Reason #3: “My target audience isn’t on social media.”
Every audience is on social media. It’s just a matter of which social media channel is most effective at reaching your target audience.
72% of all adult Internet users are on Facebook. And over 84% of the US population are Internet users. So chances are, your target audience is at the very least active on Facebook. This makes Facebook a smart channel to start your campaign, especially since 56% of users check Facebook DAILY.
But there are other social media platforms you may want to use depending on your audience.
Are you trying to reach the coveted millennial generation? Well, 55% of adult Internet users ages 18-29 are on Instagram. There are 5 million images uploaded every day here. Shouldn’t yours be one of them?
Are you targeting women in your campaign? Well, 44% of women Internet users are on Pinterest, so get to pinning because the average user spends 89 minutes a month here.
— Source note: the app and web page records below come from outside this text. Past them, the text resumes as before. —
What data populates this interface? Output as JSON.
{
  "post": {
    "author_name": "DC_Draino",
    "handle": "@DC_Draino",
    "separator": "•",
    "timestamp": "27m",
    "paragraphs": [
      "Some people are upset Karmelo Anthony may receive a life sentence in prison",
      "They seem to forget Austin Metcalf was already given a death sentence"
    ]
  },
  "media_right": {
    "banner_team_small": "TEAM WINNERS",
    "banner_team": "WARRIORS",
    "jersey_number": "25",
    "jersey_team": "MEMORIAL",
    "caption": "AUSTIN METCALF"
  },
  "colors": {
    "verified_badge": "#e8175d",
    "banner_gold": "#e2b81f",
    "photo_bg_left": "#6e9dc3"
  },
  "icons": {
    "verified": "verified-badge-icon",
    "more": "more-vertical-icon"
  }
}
What about college-educated professionals? 46% of adult Internet users with a college education are on LinkedIn. It’s time to up your game here because it’s where the average user spends 21 minutes a week.
53% of consumers recommend companies and products on Twitter. Don’t you want to be in a position to engage in these conversations about your brand?
Reason #4: “You can’t measure success.”
You can measure success, it just depends on your objectives.
Perhaps you want to measure success by the amount of conversions your campaign produces.
Easy. Just place a tracking code from your ad campaign onto the confirmation page of your website, whether it be a confirmation page after a transaction or a new lead through a contact form (depending on your business objective). Then your data will show you that Campaign A resulted in (x) impressions and (x) conversions, giving you an (x) conversion rate. There’s your measurement for success!
For reference, advertising on Facebook, Twitter and LinkedIn come with easy-to-use conversion tracking capability. Surely, other platforms will follow.
Or maybe you want just wanted to raise awareness about your company or product. Then you’d use key performance indicators, like retweets, likes, comments, followers, page likes, link clicks, etc. (jargon depending on which social network the campaign is on, obviously).
Though measuring social media campaign ROI may be muddy depending on your goals, it can be much more crystal clear than measuring your TV advertising ROI. And the investment needed for an effective social media campaign is a fraction compared to TV.
Do You Love Social Media Yet?
Social media is here and it’s not going anywhere. It’s becoming more and more a part of our everyday lifestyle, and brands are buying in. As a business leader, you know how important it is to track not only the consumer, but also the competition. And they’re both on social media. So the question isn’t whether or not you should be on social media. The question is what’s your strategy going to be to beat the competition and win those consumers?
Published by: Ceil Walker in Insights